*Your instructions*:
Establish how many lines below contain the string "Teacher". Respond with that number alone.
......
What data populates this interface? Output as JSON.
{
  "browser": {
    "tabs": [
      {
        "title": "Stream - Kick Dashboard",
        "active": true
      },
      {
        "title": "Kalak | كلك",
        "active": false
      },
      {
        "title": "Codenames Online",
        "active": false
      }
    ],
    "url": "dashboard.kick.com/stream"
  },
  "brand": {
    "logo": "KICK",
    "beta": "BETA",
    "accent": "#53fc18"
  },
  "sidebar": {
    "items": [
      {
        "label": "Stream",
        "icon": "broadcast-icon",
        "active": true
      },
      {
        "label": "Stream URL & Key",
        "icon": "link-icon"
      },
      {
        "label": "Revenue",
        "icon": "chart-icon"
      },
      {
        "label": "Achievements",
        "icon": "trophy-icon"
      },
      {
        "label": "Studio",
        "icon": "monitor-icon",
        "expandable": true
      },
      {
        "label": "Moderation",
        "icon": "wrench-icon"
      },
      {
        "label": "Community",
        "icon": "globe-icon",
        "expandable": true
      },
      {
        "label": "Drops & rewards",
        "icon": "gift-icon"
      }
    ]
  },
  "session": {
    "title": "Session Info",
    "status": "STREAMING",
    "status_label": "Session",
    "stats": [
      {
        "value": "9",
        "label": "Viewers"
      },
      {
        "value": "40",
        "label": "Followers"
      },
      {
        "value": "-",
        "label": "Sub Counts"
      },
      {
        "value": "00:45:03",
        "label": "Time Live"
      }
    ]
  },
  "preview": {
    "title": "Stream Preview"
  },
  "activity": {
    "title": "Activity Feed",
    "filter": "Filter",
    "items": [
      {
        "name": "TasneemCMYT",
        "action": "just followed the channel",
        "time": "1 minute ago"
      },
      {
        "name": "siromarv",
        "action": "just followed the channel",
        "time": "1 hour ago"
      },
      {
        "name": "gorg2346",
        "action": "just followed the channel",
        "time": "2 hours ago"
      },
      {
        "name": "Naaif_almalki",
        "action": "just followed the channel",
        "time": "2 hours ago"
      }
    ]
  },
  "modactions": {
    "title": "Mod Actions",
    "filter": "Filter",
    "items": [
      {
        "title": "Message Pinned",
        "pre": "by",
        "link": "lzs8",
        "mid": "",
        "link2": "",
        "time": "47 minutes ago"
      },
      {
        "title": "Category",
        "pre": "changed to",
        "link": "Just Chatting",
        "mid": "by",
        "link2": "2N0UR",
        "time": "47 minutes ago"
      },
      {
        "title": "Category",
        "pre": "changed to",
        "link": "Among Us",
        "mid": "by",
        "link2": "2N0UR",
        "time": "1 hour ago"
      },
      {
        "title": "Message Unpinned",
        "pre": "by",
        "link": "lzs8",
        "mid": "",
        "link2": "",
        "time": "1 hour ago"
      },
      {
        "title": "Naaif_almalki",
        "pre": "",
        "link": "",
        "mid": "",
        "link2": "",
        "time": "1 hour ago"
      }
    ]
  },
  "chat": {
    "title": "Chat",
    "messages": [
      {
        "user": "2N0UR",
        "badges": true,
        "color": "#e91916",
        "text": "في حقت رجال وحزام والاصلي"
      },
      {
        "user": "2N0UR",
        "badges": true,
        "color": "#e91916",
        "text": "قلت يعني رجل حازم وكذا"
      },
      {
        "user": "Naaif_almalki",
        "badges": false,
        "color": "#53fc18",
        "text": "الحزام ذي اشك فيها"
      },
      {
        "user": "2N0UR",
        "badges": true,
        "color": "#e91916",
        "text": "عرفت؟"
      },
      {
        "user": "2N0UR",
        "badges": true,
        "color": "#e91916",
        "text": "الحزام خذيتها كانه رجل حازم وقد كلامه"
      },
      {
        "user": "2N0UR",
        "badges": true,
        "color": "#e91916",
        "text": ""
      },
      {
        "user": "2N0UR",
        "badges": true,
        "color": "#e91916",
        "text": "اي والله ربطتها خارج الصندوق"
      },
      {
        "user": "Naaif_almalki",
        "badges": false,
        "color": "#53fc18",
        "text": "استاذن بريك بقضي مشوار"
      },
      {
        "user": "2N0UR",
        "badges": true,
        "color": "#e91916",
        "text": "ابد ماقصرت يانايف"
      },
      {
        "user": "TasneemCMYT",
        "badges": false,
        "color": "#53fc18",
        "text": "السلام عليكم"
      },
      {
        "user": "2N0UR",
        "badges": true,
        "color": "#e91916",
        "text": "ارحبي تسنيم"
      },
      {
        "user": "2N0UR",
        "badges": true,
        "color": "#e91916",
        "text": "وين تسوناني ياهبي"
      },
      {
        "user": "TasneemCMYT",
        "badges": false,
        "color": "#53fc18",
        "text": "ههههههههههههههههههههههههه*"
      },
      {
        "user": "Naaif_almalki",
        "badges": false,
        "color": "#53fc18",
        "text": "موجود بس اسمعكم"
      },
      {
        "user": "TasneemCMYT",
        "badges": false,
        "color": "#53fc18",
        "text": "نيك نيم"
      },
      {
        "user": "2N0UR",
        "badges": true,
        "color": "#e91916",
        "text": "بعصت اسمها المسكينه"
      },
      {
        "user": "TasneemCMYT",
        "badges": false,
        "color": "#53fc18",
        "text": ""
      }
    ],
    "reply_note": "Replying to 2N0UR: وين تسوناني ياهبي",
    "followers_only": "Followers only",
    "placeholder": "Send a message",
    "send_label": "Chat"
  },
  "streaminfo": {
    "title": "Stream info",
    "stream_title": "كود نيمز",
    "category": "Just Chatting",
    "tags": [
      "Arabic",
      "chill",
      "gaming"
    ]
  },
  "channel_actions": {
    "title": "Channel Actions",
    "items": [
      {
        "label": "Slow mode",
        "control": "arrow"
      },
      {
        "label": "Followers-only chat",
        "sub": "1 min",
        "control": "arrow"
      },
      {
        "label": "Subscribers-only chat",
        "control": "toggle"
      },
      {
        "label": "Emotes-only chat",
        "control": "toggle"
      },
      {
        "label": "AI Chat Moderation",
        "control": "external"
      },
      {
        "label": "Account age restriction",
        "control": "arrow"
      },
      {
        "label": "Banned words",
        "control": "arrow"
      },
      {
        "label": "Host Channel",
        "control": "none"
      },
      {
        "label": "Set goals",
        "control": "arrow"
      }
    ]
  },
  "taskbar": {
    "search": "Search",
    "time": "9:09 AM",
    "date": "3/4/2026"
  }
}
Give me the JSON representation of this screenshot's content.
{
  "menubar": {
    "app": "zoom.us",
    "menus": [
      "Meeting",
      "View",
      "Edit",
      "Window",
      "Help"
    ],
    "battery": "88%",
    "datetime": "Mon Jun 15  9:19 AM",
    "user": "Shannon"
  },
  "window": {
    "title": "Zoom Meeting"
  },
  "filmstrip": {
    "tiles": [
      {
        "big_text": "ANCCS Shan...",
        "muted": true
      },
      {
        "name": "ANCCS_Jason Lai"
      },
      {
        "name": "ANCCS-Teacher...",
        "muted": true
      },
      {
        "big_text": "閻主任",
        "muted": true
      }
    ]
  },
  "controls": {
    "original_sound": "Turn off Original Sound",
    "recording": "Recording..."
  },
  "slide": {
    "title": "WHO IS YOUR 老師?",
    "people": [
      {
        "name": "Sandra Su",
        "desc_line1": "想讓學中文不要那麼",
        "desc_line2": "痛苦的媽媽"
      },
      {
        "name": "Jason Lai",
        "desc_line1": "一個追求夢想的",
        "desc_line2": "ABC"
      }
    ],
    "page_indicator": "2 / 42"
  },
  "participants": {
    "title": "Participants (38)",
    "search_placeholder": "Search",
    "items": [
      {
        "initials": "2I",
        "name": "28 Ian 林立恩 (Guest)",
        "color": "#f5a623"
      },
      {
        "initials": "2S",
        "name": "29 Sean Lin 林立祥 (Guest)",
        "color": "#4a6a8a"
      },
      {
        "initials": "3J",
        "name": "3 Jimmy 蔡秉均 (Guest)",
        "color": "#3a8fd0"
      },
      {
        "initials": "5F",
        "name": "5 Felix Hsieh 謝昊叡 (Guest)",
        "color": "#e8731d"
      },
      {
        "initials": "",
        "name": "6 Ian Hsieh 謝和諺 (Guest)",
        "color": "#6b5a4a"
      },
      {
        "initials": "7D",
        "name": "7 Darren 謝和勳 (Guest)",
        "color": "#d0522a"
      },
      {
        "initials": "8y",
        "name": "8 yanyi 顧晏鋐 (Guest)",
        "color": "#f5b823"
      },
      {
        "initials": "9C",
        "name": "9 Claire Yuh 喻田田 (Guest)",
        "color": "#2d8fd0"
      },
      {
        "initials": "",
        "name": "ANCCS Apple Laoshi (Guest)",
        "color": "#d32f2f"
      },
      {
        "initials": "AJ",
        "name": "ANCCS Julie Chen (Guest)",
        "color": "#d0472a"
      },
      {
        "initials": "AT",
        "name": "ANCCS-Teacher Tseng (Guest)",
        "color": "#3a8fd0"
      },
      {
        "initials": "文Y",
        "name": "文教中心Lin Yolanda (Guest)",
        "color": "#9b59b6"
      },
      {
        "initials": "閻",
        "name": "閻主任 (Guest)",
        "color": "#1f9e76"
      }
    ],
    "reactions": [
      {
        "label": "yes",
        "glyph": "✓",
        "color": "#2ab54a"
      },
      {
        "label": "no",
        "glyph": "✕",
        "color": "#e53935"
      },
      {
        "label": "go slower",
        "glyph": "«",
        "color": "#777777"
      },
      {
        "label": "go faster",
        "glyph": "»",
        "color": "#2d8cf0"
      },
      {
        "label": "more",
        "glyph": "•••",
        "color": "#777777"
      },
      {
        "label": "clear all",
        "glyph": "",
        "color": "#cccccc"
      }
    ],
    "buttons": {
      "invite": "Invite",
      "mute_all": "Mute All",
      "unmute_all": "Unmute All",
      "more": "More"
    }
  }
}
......
*Written reply*:
2